Dismissed. A dismissed wife was sent back to her birth home, which was considered a great disgrace to her parents. Similarly, a divorce reflected shame upon a husband’s family, and therefore a husband would usually do everything possible to keep his wife under his control rather than dismiss her. As a result, long-term oppression and humiliation often led a married woman to attempt suicide; suicidal behavior was even more common among women who served as second wives or concubines. A husband who divorced his wife at his will, or without so-called legitimate reasons, was often condemned by public opinion and might even be punished by the imperial courts. A popular historical tale features the ungrateful Chen Shi-Mei, a government official who was punished for deserting his wife, who had helped him before he was honored with an official appointment after passing the civil service examination and who also had served Chen’s parents well until they died.
The following story has been repeated for hundreds of years, to deliver a cultural message among the Chinese: that the engagement of parties in marriage is unalterable by fate.
In the time of the Tang dynasty, Ui-ko was once a guest in the city of Sung. He observed an old man by the light of the moon reading a book, who addressed him thus: “this is the register of the engagements in marriage for all the places under the heavens.” He also said to him, “In my pocket I have red cords, with which I tie the feet of those who are to become husband and wife. When this cord had been tied, though the parties are of unfriendly families, or of different nations, it is impossible to change their destiny. Your future wife,” said the old man, “is the child of the old woman who sells vegetables in yonder shop at the north.” In a few days Ui-ko went to see her, and found the old woman had in her arms a girl about a year old, and exceedingly ugly. He hired a man, who went and (as he supposed) killed the girl. Four-teen years afterward, in the country of Siong-chiu, was a prefect whose family name was Mo, surnamed Tai, who gave Ui-ko in marriage a girl who he affirmed was his own daughter. She was very beautiful. On her eyebrow she always wore an artificial flower. Ui-ko constantly asking her why she wore the flower, she at length said, “I am the daughter of the prefect’s brother. My father died in the city of Sung when I was but an infant. My nurse was an old woman who sold vegetables. One day she took me with her out into the streets, when a robber struck me. The scar of the wound is still left on my eyebrow.”

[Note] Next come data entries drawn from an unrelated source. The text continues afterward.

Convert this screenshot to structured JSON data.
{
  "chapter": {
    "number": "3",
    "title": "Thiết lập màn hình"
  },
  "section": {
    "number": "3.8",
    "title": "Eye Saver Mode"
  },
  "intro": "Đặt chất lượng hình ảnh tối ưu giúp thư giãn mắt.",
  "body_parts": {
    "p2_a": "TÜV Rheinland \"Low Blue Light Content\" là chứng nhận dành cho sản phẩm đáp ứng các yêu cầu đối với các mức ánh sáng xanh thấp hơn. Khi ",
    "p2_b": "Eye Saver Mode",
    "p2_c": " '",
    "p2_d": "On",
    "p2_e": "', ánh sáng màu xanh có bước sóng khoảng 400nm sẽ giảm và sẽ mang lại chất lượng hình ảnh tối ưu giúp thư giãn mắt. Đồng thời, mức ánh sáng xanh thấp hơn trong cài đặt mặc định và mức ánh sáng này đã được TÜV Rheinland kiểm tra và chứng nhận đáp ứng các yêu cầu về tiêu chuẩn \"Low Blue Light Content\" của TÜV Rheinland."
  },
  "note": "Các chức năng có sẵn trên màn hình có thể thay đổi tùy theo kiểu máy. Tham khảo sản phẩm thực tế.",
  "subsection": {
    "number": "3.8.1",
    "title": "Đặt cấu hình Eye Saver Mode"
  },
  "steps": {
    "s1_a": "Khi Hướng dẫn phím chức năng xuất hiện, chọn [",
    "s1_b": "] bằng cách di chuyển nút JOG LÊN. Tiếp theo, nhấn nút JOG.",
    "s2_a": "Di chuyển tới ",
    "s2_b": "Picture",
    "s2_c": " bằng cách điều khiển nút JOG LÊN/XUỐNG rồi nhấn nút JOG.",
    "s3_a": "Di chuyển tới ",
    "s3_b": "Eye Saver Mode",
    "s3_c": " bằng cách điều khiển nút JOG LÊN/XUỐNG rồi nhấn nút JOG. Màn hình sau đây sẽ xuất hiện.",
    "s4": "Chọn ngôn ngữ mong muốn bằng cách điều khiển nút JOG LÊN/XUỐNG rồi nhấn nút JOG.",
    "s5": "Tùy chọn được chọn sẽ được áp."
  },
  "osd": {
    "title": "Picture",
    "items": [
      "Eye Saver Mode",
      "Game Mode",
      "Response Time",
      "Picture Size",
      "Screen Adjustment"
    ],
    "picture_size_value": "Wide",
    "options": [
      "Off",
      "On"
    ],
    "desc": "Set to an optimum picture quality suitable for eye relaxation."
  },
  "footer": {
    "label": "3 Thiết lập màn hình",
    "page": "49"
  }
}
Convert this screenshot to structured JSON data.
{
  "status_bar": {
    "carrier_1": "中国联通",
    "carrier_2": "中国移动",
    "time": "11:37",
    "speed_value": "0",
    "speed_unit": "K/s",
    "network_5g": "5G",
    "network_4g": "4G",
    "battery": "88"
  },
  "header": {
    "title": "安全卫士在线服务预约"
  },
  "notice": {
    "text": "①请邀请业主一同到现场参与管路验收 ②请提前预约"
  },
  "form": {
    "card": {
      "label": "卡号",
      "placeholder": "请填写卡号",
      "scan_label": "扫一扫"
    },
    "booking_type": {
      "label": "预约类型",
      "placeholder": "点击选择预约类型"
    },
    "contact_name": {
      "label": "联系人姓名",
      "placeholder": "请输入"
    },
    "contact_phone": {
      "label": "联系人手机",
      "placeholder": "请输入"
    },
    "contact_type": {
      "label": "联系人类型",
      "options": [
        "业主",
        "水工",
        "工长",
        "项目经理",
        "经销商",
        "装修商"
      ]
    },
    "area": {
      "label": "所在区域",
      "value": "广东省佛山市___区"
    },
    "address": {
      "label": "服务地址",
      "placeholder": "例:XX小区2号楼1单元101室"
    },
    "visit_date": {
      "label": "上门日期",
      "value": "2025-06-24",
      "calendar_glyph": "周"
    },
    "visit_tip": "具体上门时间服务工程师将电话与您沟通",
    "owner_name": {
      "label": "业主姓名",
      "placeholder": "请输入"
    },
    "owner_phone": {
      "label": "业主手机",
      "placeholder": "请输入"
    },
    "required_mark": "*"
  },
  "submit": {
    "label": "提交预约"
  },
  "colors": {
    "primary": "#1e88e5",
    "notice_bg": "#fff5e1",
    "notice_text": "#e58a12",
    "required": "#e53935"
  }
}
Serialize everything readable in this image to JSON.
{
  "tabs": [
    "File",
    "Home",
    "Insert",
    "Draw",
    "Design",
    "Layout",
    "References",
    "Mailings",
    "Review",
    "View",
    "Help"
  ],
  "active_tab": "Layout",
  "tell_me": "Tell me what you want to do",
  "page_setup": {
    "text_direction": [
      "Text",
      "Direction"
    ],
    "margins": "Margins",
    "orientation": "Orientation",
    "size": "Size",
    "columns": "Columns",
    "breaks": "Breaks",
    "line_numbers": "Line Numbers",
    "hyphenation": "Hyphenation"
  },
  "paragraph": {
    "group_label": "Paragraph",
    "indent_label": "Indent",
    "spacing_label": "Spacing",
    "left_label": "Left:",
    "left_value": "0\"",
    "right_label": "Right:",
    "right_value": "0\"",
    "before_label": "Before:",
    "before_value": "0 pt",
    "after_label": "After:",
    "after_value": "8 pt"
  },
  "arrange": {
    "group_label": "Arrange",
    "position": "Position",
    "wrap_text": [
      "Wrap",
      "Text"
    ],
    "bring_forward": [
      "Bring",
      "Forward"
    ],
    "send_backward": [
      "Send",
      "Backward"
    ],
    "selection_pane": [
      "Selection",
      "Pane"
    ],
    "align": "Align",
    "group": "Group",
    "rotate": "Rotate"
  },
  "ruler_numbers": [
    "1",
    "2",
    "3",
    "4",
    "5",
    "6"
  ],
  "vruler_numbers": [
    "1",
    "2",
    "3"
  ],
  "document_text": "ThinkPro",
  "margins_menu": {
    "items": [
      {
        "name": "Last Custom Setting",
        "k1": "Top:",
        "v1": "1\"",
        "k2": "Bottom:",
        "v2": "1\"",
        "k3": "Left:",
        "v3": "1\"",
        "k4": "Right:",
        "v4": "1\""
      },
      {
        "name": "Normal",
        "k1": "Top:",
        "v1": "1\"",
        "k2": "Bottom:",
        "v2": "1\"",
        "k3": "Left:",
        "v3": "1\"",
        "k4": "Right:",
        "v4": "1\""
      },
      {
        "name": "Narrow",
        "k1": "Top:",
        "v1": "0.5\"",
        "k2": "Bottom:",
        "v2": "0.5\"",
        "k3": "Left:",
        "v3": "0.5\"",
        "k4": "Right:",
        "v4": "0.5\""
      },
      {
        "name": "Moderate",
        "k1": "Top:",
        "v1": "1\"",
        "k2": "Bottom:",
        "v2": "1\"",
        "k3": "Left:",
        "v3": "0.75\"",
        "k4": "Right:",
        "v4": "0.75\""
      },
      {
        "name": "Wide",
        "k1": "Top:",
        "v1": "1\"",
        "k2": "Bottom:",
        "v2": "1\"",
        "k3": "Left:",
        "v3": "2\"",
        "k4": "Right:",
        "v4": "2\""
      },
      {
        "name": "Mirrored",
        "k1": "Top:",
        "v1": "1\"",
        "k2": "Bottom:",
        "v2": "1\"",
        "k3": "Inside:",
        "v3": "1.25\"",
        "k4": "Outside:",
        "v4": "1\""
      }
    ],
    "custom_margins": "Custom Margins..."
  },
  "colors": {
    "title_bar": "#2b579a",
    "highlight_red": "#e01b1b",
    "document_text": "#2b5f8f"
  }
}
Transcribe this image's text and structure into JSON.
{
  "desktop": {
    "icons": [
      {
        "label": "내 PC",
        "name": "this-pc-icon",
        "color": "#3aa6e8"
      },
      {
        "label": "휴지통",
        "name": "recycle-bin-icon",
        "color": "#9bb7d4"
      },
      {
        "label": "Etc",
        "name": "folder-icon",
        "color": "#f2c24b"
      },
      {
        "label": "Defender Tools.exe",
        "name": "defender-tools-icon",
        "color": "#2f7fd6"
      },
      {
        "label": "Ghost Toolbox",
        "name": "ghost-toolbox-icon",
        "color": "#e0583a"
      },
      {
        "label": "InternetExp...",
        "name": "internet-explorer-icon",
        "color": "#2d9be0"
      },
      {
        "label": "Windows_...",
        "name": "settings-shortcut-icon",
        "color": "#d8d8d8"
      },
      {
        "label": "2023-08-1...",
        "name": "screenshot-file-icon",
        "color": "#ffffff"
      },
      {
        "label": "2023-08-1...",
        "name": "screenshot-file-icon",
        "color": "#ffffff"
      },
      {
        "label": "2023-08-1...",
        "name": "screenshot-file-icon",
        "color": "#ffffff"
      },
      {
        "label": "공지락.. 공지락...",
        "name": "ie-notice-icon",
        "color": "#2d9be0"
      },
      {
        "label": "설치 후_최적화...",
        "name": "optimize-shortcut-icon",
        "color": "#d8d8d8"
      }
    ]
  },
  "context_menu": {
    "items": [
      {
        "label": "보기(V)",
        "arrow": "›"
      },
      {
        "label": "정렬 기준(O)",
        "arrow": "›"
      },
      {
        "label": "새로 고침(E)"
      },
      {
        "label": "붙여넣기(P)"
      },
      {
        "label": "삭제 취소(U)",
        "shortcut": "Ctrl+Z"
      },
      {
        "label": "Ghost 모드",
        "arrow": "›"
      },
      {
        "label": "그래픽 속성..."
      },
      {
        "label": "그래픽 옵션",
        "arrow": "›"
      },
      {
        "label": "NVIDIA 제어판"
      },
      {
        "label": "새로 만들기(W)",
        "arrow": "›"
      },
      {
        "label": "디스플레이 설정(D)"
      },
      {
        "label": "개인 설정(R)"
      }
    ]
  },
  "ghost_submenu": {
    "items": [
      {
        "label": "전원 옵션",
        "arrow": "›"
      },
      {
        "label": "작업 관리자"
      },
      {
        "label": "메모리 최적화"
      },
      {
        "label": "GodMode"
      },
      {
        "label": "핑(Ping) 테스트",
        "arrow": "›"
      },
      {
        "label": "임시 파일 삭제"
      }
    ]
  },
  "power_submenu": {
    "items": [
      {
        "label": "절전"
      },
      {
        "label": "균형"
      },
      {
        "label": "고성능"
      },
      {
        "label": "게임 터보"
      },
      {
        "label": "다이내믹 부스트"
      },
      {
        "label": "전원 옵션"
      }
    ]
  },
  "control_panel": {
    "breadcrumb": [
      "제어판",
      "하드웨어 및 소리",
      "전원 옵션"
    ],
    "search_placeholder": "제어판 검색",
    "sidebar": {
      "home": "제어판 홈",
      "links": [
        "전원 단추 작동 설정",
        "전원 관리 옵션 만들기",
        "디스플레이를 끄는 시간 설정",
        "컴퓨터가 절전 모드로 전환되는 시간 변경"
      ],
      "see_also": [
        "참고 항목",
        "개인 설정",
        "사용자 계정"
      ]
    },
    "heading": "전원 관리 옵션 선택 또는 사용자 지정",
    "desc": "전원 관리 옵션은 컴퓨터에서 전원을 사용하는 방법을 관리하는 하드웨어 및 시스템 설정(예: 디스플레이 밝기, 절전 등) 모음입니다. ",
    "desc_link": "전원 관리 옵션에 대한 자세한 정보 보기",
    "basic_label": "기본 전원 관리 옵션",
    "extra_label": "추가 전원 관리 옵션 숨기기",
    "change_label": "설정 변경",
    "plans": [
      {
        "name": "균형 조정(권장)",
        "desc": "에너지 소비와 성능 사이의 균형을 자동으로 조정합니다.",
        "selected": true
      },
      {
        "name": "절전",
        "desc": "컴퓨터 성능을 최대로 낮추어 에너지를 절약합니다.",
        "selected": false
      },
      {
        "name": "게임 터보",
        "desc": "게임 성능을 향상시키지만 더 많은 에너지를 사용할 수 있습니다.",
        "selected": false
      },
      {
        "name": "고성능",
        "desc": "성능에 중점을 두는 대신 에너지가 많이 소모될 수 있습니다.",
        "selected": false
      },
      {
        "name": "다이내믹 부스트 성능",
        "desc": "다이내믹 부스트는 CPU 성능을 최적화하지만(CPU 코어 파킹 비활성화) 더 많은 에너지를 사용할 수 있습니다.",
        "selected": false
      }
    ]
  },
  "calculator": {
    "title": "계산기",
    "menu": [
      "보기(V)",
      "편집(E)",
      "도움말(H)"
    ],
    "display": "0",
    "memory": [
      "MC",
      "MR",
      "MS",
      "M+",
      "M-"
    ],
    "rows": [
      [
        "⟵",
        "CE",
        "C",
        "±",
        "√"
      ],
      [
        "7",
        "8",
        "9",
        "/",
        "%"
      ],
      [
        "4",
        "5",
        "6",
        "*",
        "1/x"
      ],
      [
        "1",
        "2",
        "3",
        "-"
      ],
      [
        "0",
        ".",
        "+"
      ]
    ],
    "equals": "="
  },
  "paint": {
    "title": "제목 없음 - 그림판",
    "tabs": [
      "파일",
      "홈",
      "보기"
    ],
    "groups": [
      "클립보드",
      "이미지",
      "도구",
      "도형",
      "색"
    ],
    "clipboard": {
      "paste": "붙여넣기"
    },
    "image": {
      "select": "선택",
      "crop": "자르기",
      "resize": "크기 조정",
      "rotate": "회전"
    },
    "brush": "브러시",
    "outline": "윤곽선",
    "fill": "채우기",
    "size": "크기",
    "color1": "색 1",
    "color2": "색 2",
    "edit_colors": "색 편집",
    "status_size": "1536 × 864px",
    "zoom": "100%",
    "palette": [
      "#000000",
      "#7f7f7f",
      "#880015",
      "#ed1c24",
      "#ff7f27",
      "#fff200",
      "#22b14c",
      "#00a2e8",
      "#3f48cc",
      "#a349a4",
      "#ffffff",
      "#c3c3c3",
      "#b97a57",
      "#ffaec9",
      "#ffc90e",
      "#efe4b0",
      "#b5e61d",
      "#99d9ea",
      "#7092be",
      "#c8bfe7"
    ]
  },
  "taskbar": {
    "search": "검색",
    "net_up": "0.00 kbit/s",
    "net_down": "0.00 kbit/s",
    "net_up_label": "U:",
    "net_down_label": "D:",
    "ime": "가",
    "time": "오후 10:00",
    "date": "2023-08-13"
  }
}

Source: Justus Doolittle, Social Life of the Chinese, volume 1 (New York: Harper, 1865), pp. 68-69.
Patricia Buckley Ebrey, The Inner Quarters: Marriage and the Lives of Chinese Women in the Song Period (Berkeley: University of California Press, 1993).
Paul S. Ropp, ed., Heritage of China: Contemporary Perspectives on Chinese Civilization (Berkeley: University of California Press, 1990).
Hui-chen Wang, The Traditional Chinese Clan Rules (Locust Valley, N.Y.: Augustin, 1959).